Zachary Shirley, Assistant Director of Fraternity and Sorority Life, is a stranger to no one. His outgoing personality and exuberance for his role at A&M-Commerce are truly infectious, and he has the perfect amount of energy for leading a successful mentoring program on campus—the African American Male Mentor Program (AAMMP). Shirley’s educational background prepared him for his current role through a deep appreciation for mentorship. He earned his master’s degree in higher education administration from A&M-Commerce, and he makes it a priority to give back to the university on a daily basis through his tireless work ethic and consistent interaction with AAMMP participants and students from across the university. The goal of AAMMP is to bring students from a variety of fraternities and sororities together to mentor new Lions who are in need of positive role models and want to experience collegiate growth. Ultimately, the plan for the program is to increase mentees’ success and provide them with a rich, well-rounded university experience while strengthening their confidence, academic abilities, and self-esteem. AAMMP began in 2010 and was established under a grant from the Higher Education Coordinating Board—secured by Dr. Mary Hendrix, Vice President of Student Access and Success—and it was presented to Shirley as a top priority when he came onboard in the fall of 2011. From its inception, the program has utilized university Success Coaches, staff members, and old-fashioned observation on Shirley’s part to identify potential mentees. In the program’s early days it was difficult to identify both mentors and mentees as students were hesitant to let down their guard, often rendered motionless by pride or a sense of the unknown.
“It was like pulling teeth to get people to participate,” Shirley said.

However, as AAMMP has grown semester-by-semester and gained popularity and a devoted following among A&M-Commerce students, it has expanded to a total of 56 total mentors and mentees for the spring of 2013 – by far its largest numbers to date. Antonio (T.J.) Davis is currently a member of the AAMMP program and Shirley’s mentee for the spring 2013 semester. In his second semester, Davis has quickly shown himself to be devoted to the university experience. He is president of the Whitley Hall Association and has already participated in a national conference on the university’s behalf; he spends the majority of his time embroiled in new priorities. “I don’t even watch TV anymore. I’m always doing something, whether it’s studying or working on a program,” Davis said. Shirley first noticed Davis because he spent time in the leadership office to study and get away from the social areas of the Rayburn Student Center.
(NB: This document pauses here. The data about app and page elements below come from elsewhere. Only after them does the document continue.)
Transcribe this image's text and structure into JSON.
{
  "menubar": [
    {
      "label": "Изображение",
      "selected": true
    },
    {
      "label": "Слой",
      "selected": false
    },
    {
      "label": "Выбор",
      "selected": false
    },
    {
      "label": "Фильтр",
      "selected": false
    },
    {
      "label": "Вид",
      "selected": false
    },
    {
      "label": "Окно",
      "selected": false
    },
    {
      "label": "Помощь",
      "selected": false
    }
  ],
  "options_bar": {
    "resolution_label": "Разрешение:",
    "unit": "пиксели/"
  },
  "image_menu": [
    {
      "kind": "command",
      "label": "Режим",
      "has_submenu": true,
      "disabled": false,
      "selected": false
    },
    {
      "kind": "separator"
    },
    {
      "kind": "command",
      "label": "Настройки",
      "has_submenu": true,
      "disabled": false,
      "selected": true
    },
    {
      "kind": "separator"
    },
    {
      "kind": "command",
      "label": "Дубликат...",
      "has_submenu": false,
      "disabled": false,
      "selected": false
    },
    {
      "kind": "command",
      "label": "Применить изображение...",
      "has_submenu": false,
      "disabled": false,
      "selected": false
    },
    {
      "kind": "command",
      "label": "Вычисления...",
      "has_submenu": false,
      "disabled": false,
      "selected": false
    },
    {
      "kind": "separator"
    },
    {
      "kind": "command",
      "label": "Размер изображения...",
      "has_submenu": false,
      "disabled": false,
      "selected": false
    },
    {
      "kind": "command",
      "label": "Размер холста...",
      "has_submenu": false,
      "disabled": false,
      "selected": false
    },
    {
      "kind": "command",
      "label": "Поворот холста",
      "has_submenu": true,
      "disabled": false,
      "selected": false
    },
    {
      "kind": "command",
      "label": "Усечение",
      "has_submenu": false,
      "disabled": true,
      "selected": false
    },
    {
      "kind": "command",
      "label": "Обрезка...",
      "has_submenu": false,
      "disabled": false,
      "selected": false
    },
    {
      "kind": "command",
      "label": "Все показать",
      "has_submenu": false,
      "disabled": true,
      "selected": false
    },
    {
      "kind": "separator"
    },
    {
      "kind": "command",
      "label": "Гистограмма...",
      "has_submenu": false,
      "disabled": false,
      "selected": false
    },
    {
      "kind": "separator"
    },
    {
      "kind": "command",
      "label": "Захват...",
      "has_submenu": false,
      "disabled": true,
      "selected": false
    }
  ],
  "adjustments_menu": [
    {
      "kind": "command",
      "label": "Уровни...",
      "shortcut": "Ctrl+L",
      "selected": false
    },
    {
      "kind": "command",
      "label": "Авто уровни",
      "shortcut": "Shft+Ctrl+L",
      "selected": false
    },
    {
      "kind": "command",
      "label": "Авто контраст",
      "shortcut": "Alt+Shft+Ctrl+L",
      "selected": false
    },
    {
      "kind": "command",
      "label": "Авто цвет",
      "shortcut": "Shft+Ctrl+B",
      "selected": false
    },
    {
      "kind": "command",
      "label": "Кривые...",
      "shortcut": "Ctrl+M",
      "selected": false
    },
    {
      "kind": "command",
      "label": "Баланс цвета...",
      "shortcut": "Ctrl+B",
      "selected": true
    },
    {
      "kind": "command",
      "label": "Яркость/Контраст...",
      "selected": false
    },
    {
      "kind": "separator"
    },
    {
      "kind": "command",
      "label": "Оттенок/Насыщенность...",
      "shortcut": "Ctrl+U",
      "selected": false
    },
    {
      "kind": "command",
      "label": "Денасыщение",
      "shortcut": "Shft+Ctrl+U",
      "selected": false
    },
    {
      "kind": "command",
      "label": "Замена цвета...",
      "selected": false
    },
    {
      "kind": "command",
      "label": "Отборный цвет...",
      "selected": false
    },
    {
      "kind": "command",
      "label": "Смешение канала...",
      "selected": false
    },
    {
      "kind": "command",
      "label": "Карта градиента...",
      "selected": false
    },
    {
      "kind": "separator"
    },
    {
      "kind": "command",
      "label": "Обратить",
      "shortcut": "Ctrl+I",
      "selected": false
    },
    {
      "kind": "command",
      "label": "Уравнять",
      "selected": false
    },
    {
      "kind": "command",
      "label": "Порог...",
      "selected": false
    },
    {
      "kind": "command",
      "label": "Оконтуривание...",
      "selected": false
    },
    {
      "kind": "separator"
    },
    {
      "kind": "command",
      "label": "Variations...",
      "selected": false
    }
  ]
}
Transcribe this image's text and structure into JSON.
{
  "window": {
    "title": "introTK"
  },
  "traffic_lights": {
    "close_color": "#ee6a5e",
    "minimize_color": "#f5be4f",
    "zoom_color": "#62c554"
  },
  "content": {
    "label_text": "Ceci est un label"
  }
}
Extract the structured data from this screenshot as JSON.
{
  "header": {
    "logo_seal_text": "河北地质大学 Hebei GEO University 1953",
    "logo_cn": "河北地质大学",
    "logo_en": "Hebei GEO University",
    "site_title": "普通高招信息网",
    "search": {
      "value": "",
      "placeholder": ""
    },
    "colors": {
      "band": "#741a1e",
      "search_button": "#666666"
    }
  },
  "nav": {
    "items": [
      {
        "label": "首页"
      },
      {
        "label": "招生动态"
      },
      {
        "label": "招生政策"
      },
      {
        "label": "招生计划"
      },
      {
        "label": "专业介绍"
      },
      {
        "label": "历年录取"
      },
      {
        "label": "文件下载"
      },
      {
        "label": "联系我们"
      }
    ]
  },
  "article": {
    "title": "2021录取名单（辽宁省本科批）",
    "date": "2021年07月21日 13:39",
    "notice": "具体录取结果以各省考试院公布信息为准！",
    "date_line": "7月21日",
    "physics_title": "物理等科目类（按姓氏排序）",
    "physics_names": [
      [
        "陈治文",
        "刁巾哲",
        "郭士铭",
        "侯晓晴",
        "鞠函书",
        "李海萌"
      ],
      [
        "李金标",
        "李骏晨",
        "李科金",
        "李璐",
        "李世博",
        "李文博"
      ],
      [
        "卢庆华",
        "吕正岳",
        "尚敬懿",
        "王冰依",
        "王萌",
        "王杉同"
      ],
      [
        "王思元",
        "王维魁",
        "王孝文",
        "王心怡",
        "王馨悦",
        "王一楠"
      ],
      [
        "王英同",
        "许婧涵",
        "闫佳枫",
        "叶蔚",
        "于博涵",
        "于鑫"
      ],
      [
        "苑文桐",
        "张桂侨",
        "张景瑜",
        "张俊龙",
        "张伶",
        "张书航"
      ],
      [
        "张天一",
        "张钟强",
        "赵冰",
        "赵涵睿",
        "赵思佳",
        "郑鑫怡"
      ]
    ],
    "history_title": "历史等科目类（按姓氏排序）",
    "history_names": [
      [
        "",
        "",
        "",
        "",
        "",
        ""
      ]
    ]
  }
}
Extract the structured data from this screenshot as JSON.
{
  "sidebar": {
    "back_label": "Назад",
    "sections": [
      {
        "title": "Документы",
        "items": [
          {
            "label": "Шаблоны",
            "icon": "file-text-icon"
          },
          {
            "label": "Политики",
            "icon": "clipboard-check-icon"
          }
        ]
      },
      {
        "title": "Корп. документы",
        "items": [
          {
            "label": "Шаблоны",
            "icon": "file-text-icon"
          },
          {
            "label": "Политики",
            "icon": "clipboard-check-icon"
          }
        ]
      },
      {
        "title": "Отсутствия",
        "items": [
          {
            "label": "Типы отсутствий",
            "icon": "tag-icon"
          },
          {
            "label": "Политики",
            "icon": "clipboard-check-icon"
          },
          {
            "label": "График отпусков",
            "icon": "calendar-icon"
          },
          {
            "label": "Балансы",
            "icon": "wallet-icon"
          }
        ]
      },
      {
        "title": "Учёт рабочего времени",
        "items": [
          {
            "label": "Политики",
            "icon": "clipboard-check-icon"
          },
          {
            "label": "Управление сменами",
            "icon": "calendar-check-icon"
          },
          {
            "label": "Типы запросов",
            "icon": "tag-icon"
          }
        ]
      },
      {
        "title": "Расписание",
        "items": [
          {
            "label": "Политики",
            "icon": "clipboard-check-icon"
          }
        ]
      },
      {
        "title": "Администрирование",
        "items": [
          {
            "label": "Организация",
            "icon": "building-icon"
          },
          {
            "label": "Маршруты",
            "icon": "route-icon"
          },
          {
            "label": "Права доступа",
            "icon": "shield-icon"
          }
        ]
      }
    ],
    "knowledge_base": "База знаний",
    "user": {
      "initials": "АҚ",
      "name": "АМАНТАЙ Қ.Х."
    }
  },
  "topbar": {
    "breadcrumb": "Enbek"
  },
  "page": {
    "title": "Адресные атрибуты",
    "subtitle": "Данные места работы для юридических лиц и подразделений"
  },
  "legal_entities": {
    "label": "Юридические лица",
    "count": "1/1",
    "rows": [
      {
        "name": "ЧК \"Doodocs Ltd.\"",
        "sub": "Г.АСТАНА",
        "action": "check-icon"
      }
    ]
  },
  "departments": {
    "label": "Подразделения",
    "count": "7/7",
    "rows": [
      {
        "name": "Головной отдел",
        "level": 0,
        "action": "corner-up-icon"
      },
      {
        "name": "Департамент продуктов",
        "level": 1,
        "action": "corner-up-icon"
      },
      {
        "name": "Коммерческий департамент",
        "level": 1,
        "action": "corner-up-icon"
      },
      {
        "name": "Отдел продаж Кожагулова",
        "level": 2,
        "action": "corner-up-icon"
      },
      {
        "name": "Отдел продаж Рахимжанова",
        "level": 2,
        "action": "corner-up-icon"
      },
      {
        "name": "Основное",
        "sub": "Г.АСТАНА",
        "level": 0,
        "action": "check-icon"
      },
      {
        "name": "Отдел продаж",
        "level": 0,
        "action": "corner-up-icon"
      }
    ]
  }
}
As Davis’s involvement in the university grew, he again came to Shirley’s attention.

“When I was recruiting mentees for this semester I said, ‘Find that T.J. boy.’” Shirley insisted, “I know he’s going to do big things at Commerce.”
While the original goal of AAMMP was mentoring African American male students, the program has diversified and expanded as the need has arisen. Spring 2013 is the first time mentees receive both male and female mentors to give them an expanded view of their college experience and a breadth of opinion they did not receive before. AAMMP participants make lasting relationships and enduring connections with their mentors that often remain strong throughout their tenure at A&M-Commerce. Likewise, they meet faculty and staff who continue to cultivate a mentorship relationship with them throughout their college careers. The AAMMP program and Zach Shirley have found a way to create bonds and connections across campus, across races and genders, educational backgrounds, and programs of study. They offer an experience to students to involve them deeply in the A&M-Commerce community, and those who are genuinely involved are far more likely to graduate and succeed. As a young program, AAMMP—like its students—has a bright future. Students are not the only ones who grow and gain fulfillment from the AAMMP program.
Shirley insisted, “This has been a life-changing experience. People often undervalue the importance of making connections, and that’s what we do here.”